Soft-spoken playwright Horton Foote is to Texas what William Faulkner was to Mississippi: a faithful chronicler of the values and mores of a cultural subset of the American people. A major feature of both their bodies of work is their protagonists’ reaction to specific circumstances, disappointments, and defeat. “How a man reacts to the negative forces of life is how he should be measured,” Foote said.
In two lengthy one-acts at the Open Fist Theatre, Foote introduces a young girl who is rebelling against the changes that will come when her widowed father marries a woman she sees as a threat, and, In the second offering, a distraught restaurant worker is finally forced to abandon his fanciful ambition to become an astronaut.
In A Young Lady of Property, set in 1924, Wilma (Juliette Goglin) and her friend Arabella (Kiley Eberhardt) are plotting their escape to Hollywood to become movie stars. Famous movie stars. And Wilma, whose deceased mother had willed her the family homestead, is planning to rent it out in order to acquire the money for her Hollywood adventure.
Her father, however, is making plans to sell it.
The cast is uniformly okay, but whether it is the acoustics in the theater or tentative direction by Scott Paulin, the sound works against the production. Goglin, in a shrill little-girl voice, races through her lines so quickly as to be unintelligible. Then later, in a quieter moment, she and several of the cast members soften their delivery to such an extent as, again, to be unintelligible.

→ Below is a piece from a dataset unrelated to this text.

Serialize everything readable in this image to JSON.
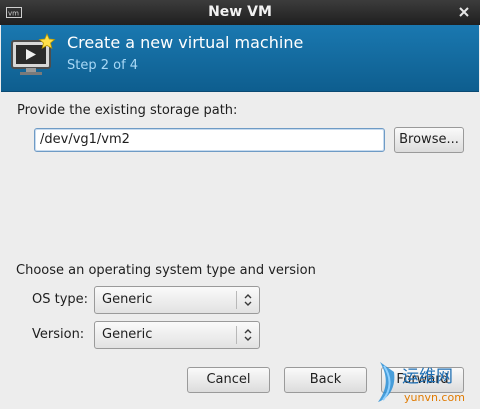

Further, despite the action of the crew dashing in and out to reset the scenes, several of the scenes end in dialogue so lame that to follow them with a blackout and a scene change only emphasizes how ineffectual they are.

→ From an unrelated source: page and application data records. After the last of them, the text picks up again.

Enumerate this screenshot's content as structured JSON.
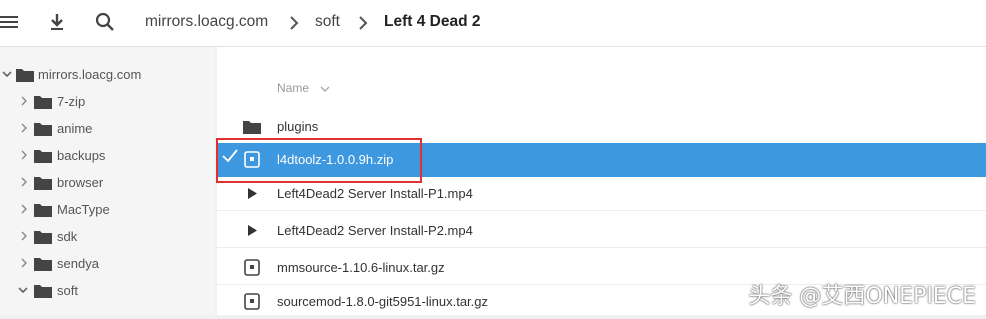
{
  "breadcrumb": [
    "mirrors.loacg.com",
    "soft",
    "Left 4 Dead 2"
  ],
  "sidebar": {
    "root": "mirrors.loacg.com",
    "items": [
      "7-zip",
      "anime",
      "backups",
      "browser",
      "MacType",
      "sdk",
      "sendya",
      "soft"
    ]
  },
  "list": {
    "header": "Name",
    "rows": [
      {
        "name": "plugins",
        "icon": "folder-icon"
      },
      {
        "name": "l4dtoolz-1.0.0.9h.zip",
        "icon": "archive-icon"
      },
      {
        "name": "Left4Dead2 Server Install-P1.mp4",
        "icon": "play-icon"
      },
      {
        "name": "Left4Dead2 Server Install-P2.mp4",
        "icon": "play-icon"
      },
      {
        "name": "mmsource-1.10.6-linux.tar.gz",
        "icon": "archive-icon"
      },
      {
        "name": "sourcemod-1.8.0-git5951-linux.tar.gz",
        "icon": "archive-icon"
      }
    ]
  },
  "watermark": "头条 @艾西ONEPIECE",
  "colors": {
    "selection": "#3d98e0",
    "highlight": "#e0302f"
  }
}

In the second one-act, The Land of the Astronauts, it is 1983 and Phil (Aaron McPherson) has rebelled against a tedious and unfulfilling job which he had been lured to because of its proximity to Houston’s Space Center.
As it turns out, the Space Center is something like 60 miles away and unavailable to him. So he has run away, like a little kid who wants to join the circus, while his frantic wife searches for him.

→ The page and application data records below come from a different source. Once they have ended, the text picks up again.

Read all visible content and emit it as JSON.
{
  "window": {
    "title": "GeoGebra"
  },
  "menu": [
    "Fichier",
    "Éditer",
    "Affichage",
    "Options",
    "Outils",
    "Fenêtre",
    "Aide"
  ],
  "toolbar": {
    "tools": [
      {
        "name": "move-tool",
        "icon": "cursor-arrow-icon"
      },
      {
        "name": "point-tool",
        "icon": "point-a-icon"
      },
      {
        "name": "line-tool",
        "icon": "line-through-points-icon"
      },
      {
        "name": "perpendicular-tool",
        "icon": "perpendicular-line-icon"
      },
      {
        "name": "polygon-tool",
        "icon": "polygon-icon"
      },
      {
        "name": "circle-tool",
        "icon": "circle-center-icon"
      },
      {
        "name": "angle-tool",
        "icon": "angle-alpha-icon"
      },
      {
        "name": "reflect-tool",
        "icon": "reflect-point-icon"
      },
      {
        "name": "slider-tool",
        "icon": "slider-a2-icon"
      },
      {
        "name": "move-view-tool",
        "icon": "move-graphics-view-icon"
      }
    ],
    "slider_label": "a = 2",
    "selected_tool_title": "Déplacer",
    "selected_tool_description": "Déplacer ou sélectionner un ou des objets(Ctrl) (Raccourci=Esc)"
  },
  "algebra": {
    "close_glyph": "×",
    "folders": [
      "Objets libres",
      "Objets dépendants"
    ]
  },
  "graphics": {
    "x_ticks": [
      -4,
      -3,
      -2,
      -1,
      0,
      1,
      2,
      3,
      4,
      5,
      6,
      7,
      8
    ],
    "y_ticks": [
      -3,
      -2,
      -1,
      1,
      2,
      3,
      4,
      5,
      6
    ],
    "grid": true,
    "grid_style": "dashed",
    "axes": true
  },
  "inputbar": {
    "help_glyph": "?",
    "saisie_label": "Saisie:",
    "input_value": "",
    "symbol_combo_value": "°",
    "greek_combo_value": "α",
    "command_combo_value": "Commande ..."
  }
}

There are 20 actors in the presentation, and it is lively, for the most part, albeit entirely predictable. Because you have figured out that Phil has run off to Houston, it is mystifying that that action has not occurred to his wife Lorena (a finely tuned Ina Shumaker). And so the “search” becomes overly long and just a tad tiresome---and even boring at times. Except when young Talyan Wright, who plays Phil and Lorena’s precocious daughter, is delivering her lines or practicing her tap dance routine. She is an amazing performer with none of the cloying “cuteness” that young actors often exhibit.
Perhaps I am being overly harsh in my review of these two long one-acts, but I generally love the plays of Horton Foote and so I was disappointed that these were not, in my view, among his best works. This, despite the rave reviews they received from critics and word-of-mouth. In fact, the night I saw these plays was their second opening night; they had been brought back for a second run after a brief holiday hiatus.
The two one-acts, collectively called Foote Notes, will continue at The Open Fist Theatre, 6209 Santa Monica Blvd., in Hollywood Saturdays at 8 pm and Sundays at 2 through February 9th. For tickets, visit the website at www.openfist.org.